Excerpts from an interface dataset:

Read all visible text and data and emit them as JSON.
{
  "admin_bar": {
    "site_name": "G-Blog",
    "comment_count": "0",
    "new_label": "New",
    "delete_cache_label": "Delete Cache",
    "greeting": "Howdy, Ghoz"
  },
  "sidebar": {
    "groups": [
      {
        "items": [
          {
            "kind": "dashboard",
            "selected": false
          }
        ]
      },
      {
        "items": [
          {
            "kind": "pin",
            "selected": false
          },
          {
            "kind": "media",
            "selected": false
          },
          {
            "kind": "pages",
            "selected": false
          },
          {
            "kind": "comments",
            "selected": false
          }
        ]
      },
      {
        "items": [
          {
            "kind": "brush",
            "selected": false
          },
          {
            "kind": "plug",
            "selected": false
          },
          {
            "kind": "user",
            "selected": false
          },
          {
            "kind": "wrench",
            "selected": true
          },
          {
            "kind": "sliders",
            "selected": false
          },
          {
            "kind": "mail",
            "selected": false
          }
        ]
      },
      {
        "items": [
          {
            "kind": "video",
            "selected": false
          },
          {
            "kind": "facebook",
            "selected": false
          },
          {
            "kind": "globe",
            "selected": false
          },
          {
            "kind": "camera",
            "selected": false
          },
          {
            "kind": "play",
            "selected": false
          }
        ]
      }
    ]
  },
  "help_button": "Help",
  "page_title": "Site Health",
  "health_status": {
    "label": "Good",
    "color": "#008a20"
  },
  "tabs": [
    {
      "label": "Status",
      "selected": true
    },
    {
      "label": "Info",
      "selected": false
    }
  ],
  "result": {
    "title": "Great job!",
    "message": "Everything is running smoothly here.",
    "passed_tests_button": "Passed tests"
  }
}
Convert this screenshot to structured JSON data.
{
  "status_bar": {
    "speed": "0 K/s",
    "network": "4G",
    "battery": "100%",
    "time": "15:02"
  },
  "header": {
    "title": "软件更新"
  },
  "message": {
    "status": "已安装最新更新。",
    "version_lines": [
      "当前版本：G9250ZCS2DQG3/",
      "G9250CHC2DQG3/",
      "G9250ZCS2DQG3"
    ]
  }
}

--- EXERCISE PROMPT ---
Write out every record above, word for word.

--- EXPECTED ANSWER ---
Read all visible text and data and emit them as JSON.
{
  "admin_bar": {
    "site_name": "G-Blog",
    "comment_count": "0",
    "new_label": "New",
    "delete_cache_label": "Delete Cache",
    "greeting": "Howdy, Ghoz"
  },
  "sidebar": {
    "groups": [
      {
        "items": [
          {
            "kind": "dashboard",
            "selected": false
          }
        ]
      },
      {
        "items": [
          {
            "kind": "pin",
            "selected": false
          },
          {
            "kind": "media",
            "selected": false
          },
          {
            "kind": "pages",
            "selected": false
          },
          {
            "kind": "comments",
            "selected": false
          }
        ]
      },
      {
        "items": [
          {
            "kind": "brush",
            "selected": false
          },
          {
            "kind": "plug",
            "selected": false
          },
          {
            "kind": "user",
            "selected": false
          },
          {
            "kind": "wrench",
            "selected": true
          },
          {
            "kind": "sliders",
            "selected": false
          },
          {
            "kind": "mail",
            "selected": false
          }
        ]
      },
      {
        "items": [
          {
            "kind": "video",
            "selected": false
          },
          {
            "kind": "facebook",
            "selected": false
          },
          {
            "kind": "globe",
            "selected": false
          },
          {
            "kind": "camera",
            "selected": false
          },
          {
            "kind": "play",
            "selected": false
          }
        ]
      }
    ]
  },
  "help_button": "Help",
  "page_title": "Site Health",
  "health_status": {
    "label": "Good",
    "color": "#008a20"
  },
  "tabs": [
    {
      "label": "Status",
      "selected": true
    },
    {
      "label": "Info",
      "selected": false
    }
  ],
  "result": {
    "title": "Great job!",
    "message": "Everything is running smoothly here.",
    "passed_tests_button": "Passed tests"
  }
}
Convert this screenshot to structured JSON data.
{
  "status_bar": {
    "speed": "0 K/s",
    "network": "4G",
    "battery": "100%",
    "time": "15:02"
  },
  "header": {
    "title": "软件更新"
  },
  "message": {
    "status": "已安装最新更新。",
    "version_lines": [
      "当前版本：G9250ZCS2DQG3/",
      "G9250CHC2DQG3/",
      "G9250ZCS2DQG3"
    ]
  }
}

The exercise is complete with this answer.